Study objectives are to develop a comprehensive bias crime assessment tool for use by community organizations and law enforcement to identify and reach victims of bias crime.
Data collection for the study was conducted in two states: California (Los Angeles County) and New Jersey. The selection of these two locations as project sites was motivated by methodological and practical considerations. These sites have large, diverse, representative populations that meet our study criteria and significant numbers of police-reported hate crimes. Moreover, L.A. County and New Jersey have the same set of protected classes under bias crime law: race/ethnicity, religion, gender, sexual orientation, and disability. Both have interpreted bias law in courts to allow bias crimes with mixed motives and crimes based on biased target selection in addition to those based on expressed hostility.
The data collection is a convenience sampling of community members and university students in New Jersey and California. The majority (75%) of the quantitative data sample consisted of participants from California, which was the stronger of the two sites in terms of organizational partnerships. Two-thirds of the sample were university students, as past research has shown that youth frequently experiences bias incidents including hate crimes. Further, many of the students who participated were enrolled in criminal justice classes, which implies that they have some awareness of crimes in general and hate crimes in particular, and were thus able to answer survey questions knowledgably.
Adults living in California and New Jersey
The data file (n=1,326; 513 variables) contains variables on respondents' personal experiences with crime and discrimination, details surrounding the most recent personal experience with hate or bias, details surrounding the most upsetting personal experience with hate or bias, perception of the offender(s), reaction to incident, whether or not incident was reported to police, police response, level of satisfaction with police response, bothersome feelings experienced in past month, feelings about potential future hate crime victimization, actions taken to feel safer, and views on police, laws, and rules.

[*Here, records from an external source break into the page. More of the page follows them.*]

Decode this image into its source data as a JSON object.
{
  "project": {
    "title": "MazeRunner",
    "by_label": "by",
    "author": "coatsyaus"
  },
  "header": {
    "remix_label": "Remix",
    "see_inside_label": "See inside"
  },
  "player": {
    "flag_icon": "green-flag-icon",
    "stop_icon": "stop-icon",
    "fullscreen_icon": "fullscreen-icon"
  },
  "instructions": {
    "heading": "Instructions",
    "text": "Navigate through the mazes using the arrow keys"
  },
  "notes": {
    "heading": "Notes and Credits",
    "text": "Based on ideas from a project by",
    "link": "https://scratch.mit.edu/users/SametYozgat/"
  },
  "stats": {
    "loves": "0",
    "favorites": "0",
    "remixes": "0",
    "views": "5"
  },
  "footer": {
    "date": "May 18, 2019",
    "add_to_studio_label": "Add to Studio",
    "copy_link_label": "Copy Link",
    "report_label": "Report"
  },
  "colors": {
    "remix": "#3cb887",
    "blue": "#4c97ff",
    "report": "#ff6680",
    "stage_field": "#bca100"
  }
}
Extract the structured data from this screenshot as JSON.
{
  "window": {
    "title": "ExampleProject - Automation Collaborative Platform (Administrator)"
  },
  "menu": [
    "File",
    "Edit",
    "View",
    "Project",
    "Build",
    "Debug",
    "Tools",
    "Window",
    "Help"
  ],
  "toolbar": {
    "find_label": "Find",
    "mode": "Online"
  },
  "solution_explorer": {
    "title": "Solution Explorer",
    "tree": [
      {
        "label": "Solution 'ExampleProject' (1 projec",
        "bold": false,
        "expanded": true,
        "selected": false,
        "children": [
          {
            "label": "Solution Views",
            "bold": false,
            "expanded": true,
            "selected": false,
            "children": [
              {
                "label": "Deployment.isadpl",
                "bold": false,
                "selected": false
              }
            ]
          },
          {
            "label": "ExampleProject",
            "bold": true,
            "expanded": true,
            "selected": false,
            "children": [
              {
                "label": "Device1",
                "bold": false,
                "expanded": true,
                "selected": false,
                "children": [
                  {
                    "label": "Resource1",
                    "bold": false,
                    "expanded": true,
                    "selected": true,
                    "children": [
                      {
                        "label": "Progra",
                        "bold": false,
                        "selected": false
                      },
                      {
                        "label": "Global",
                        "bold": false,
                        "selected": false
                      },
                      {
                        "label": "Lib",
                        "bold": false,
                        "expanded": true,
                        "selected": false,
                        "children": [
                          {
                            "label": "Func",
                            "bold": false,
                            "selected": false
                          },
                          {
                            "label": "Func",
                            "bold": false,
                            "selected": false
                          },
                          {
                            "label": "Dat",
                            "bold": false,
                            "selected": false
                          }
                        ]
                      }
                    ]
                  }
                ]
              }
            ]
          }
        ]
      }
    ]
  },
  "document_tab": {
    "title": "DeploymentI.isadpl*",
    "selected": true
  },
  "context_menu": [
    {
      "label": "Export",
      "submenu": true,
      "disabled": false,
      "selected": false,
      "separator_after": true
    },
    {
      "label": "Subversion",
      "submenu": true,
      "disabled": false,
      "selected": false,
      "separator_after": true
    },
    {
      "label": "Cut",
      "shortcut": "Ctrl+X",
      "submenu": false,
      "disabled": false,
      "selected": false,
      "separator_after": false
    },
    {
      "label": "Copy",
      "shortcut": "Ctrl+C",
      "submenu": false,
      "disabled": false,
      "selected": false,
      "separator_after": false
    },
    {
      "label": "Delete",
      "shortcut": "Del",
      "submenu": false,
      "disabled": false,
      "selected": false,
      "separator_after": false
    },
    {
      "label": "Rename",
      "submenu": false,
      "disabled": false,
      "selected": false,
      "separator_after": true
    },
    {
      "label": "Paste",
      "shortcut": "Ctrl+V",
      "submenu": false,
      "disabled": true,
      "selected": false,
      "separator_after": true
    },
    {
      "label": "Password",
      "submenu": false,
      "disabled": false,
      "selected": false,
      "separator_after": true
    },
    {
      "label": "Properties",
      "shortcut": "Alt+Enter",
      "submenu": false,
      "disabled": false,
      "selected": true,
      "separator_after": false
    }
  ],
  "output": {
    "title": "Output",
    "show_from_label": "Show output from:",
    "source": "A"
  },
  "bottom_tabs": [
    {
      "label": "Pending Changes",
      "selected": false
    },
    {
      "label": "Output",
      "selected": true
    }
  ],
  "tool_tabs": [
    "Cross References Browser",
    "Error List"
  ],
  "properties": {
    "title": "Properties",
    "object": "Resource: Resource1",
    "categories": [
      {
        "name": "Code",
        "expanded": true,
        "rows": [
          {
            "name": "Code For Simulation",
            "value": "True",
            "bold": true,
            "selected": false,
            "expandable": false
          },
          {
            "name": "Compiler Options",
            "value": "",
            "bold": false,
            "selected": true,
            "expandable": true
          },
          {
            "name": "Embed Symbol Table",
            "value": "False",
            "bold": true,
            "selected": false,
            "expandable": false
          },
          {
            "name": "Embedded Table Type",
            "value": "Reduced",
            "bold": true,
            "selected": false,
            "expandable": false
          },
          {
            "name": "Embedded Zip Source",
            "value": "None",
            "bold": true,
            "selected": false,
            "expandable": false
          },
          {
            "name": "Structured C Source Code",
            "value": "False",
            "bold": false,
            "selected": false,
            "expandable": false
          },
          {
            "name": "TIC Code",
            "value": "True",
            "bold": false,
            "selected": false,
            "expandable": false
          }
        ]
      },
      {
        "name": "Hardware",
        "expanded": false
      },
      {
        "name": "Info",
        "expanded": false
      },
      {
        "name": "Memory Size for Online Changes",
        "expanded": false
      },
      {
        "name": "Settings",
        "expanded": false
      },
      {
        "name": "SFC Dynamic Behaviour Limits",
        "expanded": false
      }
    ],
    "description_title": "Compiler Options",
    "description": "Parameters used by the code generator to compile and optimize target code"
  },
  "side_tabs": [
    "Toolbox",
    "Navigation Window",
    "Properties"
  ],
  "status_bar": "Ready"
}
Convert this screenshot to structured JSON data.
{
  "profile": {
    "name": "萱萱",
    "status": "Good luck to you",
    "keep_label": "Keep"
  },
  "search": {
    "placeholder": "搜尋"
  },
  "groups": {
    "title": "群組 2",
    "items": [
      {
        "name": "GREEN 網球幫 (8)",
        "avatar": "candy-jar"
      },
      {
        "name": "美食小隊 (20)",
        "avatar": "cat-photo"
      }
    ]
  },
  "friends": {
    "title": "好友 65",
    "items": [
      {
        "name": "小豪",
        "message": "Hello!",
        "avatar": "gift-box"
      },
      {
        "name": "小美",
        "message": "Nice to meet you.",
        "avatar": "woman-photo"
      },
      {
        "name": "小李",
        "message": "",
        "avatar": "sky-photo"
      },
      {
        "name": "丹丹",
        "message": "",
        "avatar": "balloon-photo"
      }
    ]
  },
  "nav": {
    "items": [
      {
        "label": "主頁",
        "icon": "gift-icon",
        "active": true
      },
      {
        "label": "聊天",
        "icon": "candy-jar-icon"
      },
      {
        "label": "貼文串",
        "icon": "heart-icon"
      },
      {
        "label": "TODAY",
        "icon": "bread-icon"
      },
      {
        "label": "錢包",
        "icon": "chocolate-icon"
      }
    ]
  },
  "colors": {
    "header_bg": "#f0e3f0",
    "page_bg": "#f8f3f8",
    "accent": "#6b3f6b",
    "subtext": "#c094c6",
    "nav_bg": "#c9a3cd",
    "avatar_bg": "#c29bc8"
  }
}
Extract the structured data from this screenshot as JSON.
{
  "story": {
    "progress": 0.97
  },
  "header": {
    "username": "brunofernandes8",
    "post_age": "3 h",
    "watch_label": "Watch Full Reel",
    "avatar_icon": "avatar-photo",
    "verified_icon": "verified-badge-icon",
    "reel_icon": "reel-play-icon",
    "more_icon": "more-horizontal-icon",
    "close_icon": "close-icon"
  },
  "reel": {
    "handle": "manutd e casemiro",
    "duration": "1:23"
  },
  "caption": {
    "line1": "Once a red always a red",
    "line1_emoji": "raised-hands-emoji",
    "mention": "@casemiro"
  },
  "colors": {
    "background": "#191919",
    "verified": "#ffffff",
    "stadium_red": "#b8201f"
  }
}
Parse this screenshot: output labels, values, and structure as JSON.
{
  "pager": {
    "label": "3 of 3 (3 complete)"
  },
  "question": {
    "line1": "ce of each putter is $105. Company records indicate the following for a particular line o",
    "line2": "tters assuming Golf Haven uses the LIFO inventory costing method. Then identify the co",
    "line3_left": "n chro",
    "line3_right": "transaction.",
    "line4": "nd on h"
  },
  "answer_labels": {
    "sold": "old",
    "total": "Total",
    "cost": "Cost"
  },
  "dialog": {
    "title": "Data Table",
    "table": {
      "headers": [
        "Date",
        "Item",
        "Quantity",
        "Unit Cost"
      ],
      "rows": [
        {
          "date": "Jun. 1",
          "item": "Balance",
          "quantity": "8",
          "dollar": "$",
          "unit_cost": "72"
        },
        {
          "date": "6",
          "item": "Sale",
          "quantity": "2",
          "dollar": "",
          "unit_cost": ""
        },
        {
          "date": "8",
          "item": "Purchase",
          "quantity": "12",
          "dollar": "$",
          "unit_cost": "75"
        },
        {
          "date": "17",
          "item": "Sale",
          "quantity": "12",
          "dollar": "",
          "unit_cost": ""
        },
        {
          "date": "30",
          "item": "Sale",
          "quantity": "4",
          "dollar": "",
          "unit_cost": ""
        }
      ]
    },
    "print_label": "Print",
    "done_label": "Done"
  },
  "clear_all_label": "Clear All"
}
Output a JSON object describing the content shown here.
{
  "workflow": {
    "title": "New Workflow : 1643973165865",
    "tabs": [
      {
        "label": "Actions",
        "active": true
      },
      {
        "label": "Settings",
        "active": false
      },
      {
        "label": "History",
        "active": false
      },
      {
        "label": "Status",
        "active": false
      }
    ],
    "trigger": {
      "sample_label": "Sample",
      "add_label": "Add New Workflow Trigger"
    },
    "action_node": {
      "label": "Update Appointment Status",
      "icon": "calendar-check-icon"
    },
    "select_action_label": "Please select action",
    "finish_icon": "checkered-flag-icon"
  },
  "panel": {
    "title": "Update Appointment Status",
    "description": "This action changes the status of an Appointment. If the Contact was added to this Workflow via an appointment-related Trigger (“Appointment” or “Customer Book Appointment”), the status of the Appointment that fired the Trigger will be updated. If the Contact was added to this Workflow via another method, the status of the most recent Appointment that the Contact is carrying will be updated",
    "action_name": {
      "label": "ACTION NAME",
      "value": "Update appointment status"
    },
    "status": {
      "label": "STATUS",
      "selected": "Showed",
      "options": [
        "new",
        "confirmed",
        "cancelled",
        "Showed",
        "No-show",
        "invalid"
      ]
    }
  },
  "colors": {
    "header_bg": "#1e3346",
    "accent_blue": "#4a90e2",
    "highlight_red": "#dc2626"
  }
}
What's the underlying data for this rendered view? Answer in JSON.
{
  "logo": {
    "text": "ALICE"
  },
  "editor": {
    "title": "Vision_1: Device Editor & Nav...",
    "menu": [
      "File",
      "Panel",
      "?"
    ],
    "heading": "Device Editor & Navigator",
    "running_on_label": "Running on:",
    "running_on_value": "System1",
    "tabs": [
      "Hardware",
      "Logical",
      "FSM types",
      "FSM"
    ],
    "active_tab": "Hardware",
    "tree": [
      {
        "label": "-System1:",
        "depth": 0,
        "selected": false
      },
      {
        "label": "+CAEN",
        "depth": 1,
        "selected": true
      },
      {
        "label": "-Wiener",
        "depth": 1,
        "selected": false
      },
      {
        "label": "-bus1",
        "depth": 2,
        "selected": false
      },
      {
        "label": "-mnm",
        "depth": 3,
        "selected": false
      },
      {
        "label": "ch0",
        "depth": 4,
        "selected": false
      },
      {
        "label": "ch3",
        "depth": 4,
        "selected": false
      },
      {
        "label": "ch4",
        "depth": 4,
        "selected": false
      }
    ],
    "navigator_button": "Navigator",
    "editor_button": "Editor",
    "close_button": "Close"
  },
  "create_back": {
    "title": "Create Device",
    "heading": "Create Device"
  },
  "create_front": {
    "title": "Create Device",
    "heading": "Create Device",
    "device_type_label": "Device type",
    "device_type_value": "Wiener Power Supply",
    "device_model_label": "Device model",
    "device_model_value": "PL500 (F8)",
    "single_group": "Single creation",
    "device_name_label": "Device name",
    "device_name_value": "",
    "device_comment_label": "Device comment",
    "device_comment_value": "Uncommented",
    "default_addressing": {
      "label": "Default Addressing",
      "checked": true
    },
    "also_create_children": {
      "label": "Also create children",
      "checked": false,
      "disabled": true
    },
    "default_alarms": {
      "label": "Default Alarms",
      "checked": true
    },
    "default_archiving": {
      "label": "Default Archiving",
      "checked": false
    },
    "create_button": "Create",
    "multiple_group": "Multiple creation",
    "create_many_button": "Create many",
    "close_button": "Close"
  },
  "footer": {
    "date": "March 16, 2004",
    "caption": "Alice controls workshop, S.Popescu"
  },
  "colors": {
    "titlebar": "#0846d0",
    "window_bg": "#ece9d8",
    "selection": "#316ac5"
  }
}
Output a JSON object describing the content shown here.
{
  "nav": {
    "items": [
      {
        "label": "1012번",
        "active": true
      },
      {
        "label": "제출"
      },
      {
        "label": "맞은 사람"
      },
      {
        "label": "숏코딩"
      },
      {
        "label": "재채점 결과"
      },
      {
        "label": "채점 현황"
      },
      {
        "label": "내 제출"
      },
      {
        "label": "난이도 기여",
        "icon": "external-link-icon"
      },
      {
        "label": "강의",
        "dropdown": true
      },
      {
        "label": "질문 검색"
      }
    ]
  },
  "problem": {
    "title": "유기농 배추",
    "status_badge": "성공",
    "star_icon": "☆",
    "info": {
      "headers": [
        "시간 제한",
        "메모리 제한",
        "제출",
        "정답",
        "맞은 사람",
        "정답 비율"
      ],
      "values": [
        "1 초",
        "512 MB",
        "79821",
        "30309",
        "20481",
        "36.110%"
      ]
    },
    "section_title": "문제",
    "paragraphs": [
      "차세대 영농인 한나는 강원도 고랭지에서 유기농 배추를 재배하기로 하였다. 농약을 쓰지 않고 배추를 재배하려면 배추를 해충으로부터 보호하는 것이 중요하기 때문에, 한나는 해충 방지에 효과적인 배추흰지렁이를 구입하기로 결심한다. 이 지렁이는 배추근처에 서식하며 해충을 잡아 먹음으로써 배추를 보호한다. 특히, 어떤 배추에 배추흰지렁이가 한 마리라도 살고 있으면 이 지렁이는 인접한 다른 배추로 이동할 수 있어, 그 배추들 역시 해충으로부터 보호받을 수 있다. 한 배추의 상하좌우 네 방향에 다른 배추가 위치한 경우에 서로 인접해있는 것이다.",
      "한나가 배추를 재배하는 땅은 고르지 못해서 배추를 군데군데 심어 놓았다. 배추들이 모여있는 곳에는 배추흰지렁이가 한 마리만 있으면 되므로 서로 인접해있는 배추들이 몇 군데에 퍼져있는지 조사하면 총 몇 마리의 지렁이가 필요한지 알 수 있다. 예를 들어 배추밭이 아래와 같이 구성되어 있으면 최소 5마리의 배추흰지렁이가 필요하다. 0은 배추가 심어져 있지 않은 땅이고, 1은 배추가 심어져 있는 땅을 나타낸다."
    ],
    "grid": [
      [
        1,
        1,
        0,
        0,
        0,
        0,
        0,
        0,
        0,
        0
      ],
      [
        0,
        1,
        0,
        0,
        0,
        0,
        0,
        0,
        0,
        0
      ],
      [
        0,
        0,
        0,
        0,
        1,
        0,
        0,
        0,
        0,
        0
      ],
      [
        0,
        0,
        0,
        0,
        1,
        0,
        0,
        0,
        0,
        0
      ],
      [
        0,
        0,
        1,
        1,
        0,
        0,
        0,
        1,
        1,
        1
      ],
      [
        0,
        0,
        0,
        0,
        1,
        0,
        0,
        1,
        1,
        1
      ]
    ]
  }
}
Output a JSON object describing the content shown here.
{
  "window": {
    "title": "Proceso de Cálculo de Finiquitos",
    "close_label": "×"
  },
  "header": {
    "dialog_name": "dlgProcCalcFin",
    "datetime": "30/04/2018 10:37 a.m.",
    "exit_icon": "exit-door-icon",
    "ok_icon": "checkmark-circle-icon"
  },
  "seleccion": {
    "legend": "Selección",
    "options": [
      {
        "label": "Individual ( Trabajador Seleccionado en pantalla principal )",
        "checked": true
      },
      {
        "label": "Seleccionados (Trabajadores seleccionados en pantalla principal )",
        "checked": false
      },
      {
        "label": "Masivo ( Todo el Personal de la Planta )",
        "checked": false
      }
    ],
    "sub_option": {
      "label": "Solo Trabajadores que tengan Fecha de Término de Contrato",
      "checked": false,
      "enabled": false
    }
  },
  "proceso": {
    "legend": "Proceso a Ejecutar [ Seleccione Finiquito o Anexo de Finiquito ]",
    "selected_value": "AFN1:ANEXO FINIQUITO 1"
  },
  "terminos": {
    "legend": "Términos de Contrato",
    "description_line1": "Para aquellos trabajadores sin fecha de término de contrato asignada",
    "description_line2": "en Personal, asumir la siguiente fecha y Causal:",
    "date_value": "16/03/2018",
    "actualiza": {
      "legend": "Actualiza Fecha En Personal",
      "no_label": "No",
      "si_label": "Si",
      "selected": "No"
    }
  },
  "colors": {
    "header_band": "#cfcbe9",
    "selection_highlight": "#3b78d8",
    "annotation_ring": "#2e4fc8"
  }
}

Demographic variables include age, race/ethnicity, gender, sexual orientation, religion, living situation, whether respondent has children, marital status, whether born in the U.S. and whether parents born in the U.S., immigration status, level of education, and employment status.
Several Likert-type scales were used.